### RECORDS PROVIDED ###

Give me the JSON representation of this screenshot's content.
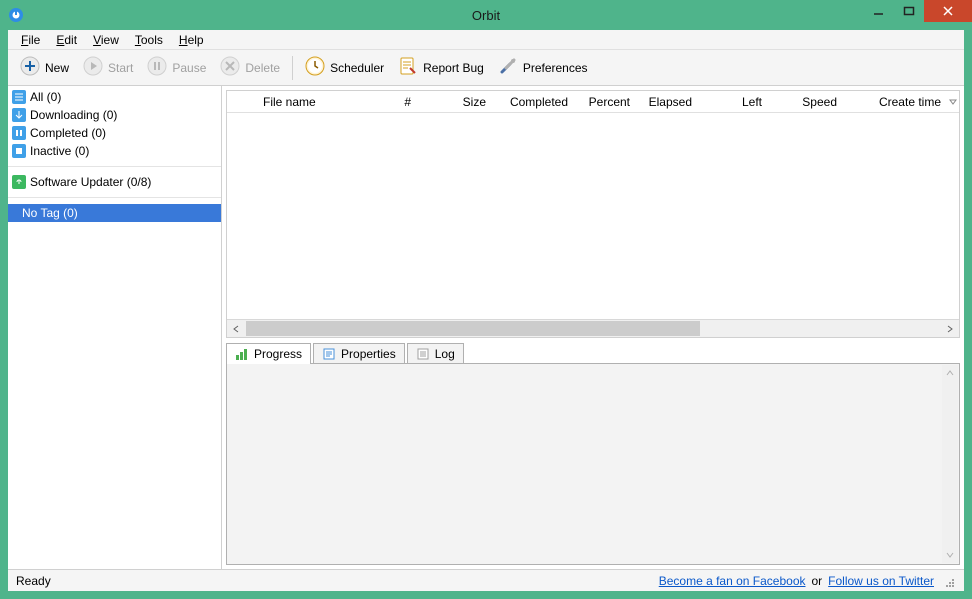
{
  "window": {
    "title": "Orbit"
  },
  "menus": {
    "file": "File",
    "edit": "Edit",
    "view": "View",
    "tools": "Tools",
    "help": "Help"
  },
  "toolbar": {
    "new": "New",
    "start": "Start",
    "pause": "Pause",
    "delete": "Delete",
    "scheduler": "Scheduler",
    "report_bug": "Report Bug",
    "preferences": "Preferences"
  },
  "sidebar": {
    "all": "All (0)",
    "downloading": "Downloading (0)",
    "completed": "Completed (0)",
    "inactive": "Inactive (0)",
    "software_updater": "Software Updater (0/8)",
    "no_tag": "No Tag (0)"
  },
  "columns": {
    "filename": "File name",
    "hash": "#",
    "size": "Size",
    "completed": "Completed",
    "percent": "Percent",
    "elapsed": "Elapsed",
    "left": "Left",
    "speed": "Speed",
    "create_time": "Create time"
  },
  "tabs": {
    "progress": "Progress",
    "properties": "Properties",
    "log": "Log"
  },
  "status": {
    "ready": "Ready",
    "fb": "Become a fan on Facebook",
    "or": "or",
    "tw": "Follow us on Twitter"
  }
}
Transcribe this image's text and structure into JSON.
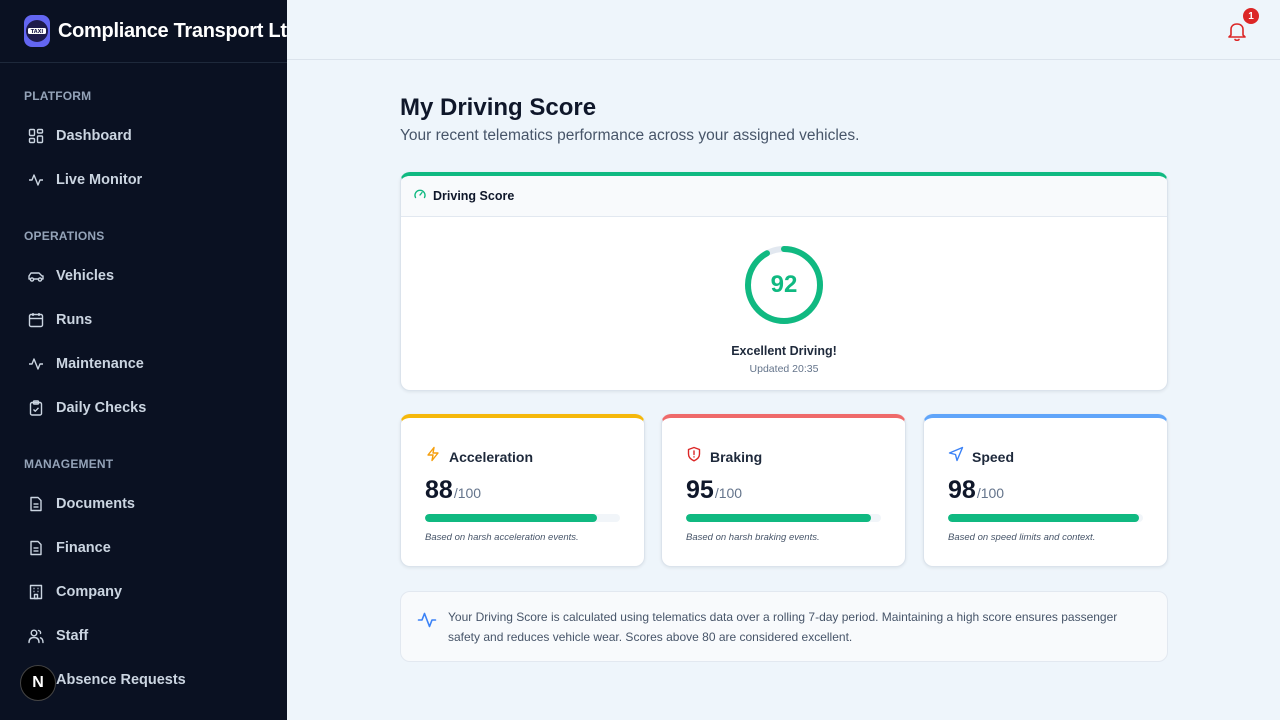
{
  "brand": {
    "name": "Compliance Transport Ltd",
    "logo_text": "TAXI"
  },
  "sidebar": {
    "sections": [
      {
        "label": "PLATFORM",
        "items": [
          {
            "label": "Dashboard",
            "icon": "grid-icon"
          },
          {
            "label": "Live Monitor",
            "icon": "activity-icon"
          }
        ]
      },
      {
        "label": "OPERATIONS",
        "items": [
          {
            "label": "Vehicles",
            "icon": "car-icon"
          },
          {
            "label": "Runs",
            "icon": "calendar-icon"
          },
          {
            "label": "Maintenance",
            "icon": "activity-icon"
          },
          {
            "label": "Daily Checks",
            "icon": "clipboard-check-icon"
          }
        ]
      },
      {
        "label": "MANAGEMENT",
        "items": [
          {
            "label": "Documents",
            "icon": "document-icon"
          },
          {
            "label": "Finance",
            "icon": "document-icon"
          },
          {
            "label": "Company",
            "icon": "building-icon"
          },
          {
            "label": "Staff",
            "icon": "users-icon"
          },
          {
            "label": "Absence Requests",
            "icon": "calendar-icon"
          }
        ]
      }
    ],
    "avatar_letter": "N"
  },
  "header": {
    "notification_count": "1"
  },
  "page": {
    "title": "My Driving Score",
    "subtitle": "Your recent telematics performance across your assigned vehicles."
  },
  "score": {
    "label": "Driving Score",
    "value": "92",
    "max": 100,
    "status": "Excellent Driving!",
    "updated": "Updated 20:35",
    "color": "#10b981"
  },
  "metrics": [
    {
      "title": "Acceleration",
      "value": "88",
      "suffix": "/100",
      "note": "Based on harsh acceleration events.",
      "accent": "#f5b80b",
      "icon": "lightning-icon",
      "fraction": 0.88
    },
    {
      "title": "Braking",
      "value": "95",
      "suffix": "/100",
      "note": "Based on harsh braking events.",
      "accent": "#ef6a6a",
      "icon": "shield-alert-icon",
      "fraction": 0.95
    },
    {
      "title": "Speed",
      "value": "98",
      "suffix": "/100",
      "note": "Based on speed limits and context.",
      "accent": "#60a5fa",
      "icon": "navigation-icon",
      "fraction": 0.98
    }
  ],
  "info": {
    "text": "Your Driving Score is calculated using telematics data over a rolling 7-day period. Maintaining a high score ensures passenger safety and reduces vehicle wear. Scores above 80 are considered excellent."
  }
}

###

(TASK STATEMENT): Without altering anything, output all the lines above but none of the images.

(OUTPUT OF THE TASK):
Give me the JSON representation of this screenshot's content.
{
  "window": {
    "title": "Orbit"
  },
  "menus": {
    "file": "File",
    "edit": "Edit",
    "view": "View",
    "tools": "Tools",
    "help": "Help"
  },
  "toolbar": {
    "new": "New",
    "start": "Start",
    "pause": "Pause",
    "delete": "Delete",
    "scheduler": "Scheduler",
    "report_bug": "Report Bug",
    "preferences": "Preferences"
  },
  "sidebar": {
    "all": "All (0)",
    "downloading": "Downloading (0)",
    "completed": "Completed (0)",
    "inactive": "Inactive (0)",
    "software_updater": "Software Updater (0/8)",
    "no_tag": "No Tag (0)"
  },
  "columns": {
    "filename": "File name",
    "hash": "#",
    "size": "Size",
    "completed": "Completed",
    "percent": "Percent",
    "elapsed": "Elapsed",
    "left": "Left",
    "speed": "Speed",
    "create_time": "Create time"
  },
  "tabs": {
    "progress": "Progress",
    "properties": "Properties",
    "log": "Log"
  },
  "status": {
    "ready": "Ready",
    "fb": "Become a fan on Facebook",
    "or": "or",
    "tw": "Follow us on Twitter"
  }
}
Transcribe this image's text and structure into JSON.
{
  "brand": {
    "name": "Compliance Transport Ltd",
    "logo_text": "TAXI"
  },
  "sidebar": {
    "sections": [
      {
        "label": "PLATFORM",
        "items": [
          {
            "label": "Dashboard",
            "icon": "grid-icon"
          },
          {
            "label": "Live Monitor",
            "icon": "activity-icon"
          }
        ]
      },
      {
        "label": "OPERATIONS",
        "items": [
          {
            "label": "Vehicles",
            "icon": "car-icon"
          },
          {
            "label": "Runs",
            "icon": "calendar-icon"
          },
          {
            "label": "Maintenance",
            "icon": "activity-icon"
          },
          {
            "label": "Daily Checks",
            "icon": "clipboard-check-icon"
          }
        ]
      },
      {
        "label": "MANAGEMENT",
        "items": [
          {
            "label": "Documents",
            "icon": "document-icon"
          },
          {
            "label": "Finance",
            "icon": "document-icon"
          },
          {
            "label": "Company",
            "icon": "building-icon"
          },
          {
            "label": "Staff",
            "icon": "users-icon"
          },
          {
            "label": "Absence Requests",
            "icon": "calendar-icon"
          }
        ]
      }
    ],
    "avatar_letter": "N"
  },
  "header": {
    "notification_count": "1"
  },
  "page": {
    "title": "My Driving Score",
    "subtitle": "Your recent telematics performance across your assigned vehicles."
  },
  "score": {
    "label": "Driving Score",
    "value": "92",
    "max": 100,
    "status": "Excellent Driving!",
    "updated": "Updated 20:35",
    "color": "#10b981"
  },
  "metrics": [
    {
      "title": "Acceleration",
      "value": "88",
      "suffix": "/100",
      "note": "Based on harsh acceleration events.",
      "accent": "#f5b80b",
      "icon": "lightning-icon",
      "fraction": 0.88
    },
    {
      "title": "Braking",
      "value": "95",
      "suffix": "/100",
      "note": "Based on harsh braking events.",
      "accent": "#ef6a6a",
      "icon": "shield-alert-icon",
      "fraction": 0.95
    },
    {
      "title": "Speed",
      "value": "98",
      "suffix": "/100",
      "note": "Based on speed limits and context.",
      "accent": "#60a5fa",
      "icon": "navigation-icon",
      "fraction": 0.98
    }
  ],
  "info": {
    "text": "Your Driving Score is calculated using telematics data over a rolling 7-day period. Maintaining a high score ensures passenger safety and reduces vehicle wear. Scores above 80 are considered excellent."
  }
}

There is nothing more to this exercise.